The article suggests that the tactic was being used to purposely slow the process, thus reducing legal immigration via an increase in bureaucracy, rather than embarking on new legislative measures that could face political opposition.
According to the report, other methods to slow down the process have included ignoring past approvals for the same person—forcing renewals to take longer—requiring more applicant interviews which bog down the system, along with the suspension of premium processing which provided the opportunity to fast-track an application for a fee.
Further changes to regulations could also include the elimination of the right for the spouses of H-1B holders to work in the U.S. or allowing foreign graduates in science and technology from U.S. universities to work for an additional two-years.
H-1B visas are used to a large degree by tech companies who argue that these workers are needed to fill critical jobs, while opponents claim that they simply displace American workers, generally at cheaper compensation levels.
Tech firms initially took a hit following the presidential elections as market participants postulated that Trump policies would hinder their business. Obviously, those worries were not solely based on immigration, but also on overseas operations and other issues such as attacks from Trump when Apple (NASDAQ:AAPL) refused to unlock the iPhone of one of the San Bernadino shooters.
Still, what appeared post-election to be the start of a full-on feud between the President and Silicon Valley seems to have faded into the background. In fact, since the election, tech shares have led the Wall Street rally.
Unlike the materials and construction companies mentioned earlier whose returns have shown a mixed reading as they wait for policy follow-through, the graph above shows how top tech firms have skyrocketed. Apple has returned 53% since the elections, Netflix (NASDAQ:NFLX) 48%, Amazon (NASDAQ:AMZN) around 44%, Facebook (NASDAQ:FB) 38%, Microsoft (NASDAQ:MSFT) 34% and Alphabet (NASDAQ:GOOGL) 26%, compared to gains of 34.2% for the NASDAQ Composite and “just” 23.35% for the S&P 500.

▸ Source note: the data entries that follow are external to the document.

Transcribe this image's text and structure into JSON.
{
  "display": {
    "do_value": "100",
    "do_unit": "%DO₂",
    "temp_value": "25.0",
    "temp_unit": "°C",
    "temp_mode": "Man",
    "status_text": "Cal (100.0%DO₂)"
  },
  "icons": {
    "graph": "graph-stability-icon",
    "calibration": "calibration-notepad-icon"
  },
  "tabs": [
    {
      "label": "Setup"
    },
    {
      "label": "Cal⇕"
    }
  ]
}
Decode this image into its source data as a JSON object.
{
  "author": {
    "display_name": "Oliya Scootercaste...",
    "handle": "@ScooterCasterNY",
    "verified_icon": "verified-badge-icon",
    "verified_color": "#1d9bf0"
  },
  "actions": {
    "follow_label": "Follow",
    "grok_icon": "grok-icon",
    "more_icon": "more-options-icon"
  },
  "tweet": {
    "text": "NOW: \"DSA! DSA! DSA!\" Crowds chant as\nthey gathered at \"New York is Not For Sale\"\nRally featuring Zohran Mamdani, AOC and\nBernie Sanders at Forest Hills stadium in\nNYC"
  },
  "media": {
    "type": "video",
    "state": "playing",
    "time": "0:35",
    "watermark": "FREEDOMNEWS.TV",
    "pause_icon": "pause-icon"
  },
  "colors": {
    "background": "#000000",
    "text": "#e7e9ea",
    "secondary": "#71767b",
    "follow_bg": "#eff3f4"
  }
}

Still ahead will be the outcome of Trump policies on tech stocks, whether he further clamps down on the firms' ability to access top tech talent outside of U.S. borders and whether he makes good on threats to force manufacturing back to the States.
With tax reform almost behind him and Congress expected to tackle spending before the end of the year, 2018 could see the door open for action on NAFTA, infrastructure and immigration with its consequences—whether bullish or bearish—for stocks.
Add a Comment
Are you sure you want to block %USER_NAME%?
By doing so, you and %USER_NAME% will not be able to see any of each other's Investing.com's posts.
%USER_NAME% was successfully added to your Block List
Since you’ve just unblocked this person, you must wait 48 hours before renewing the block.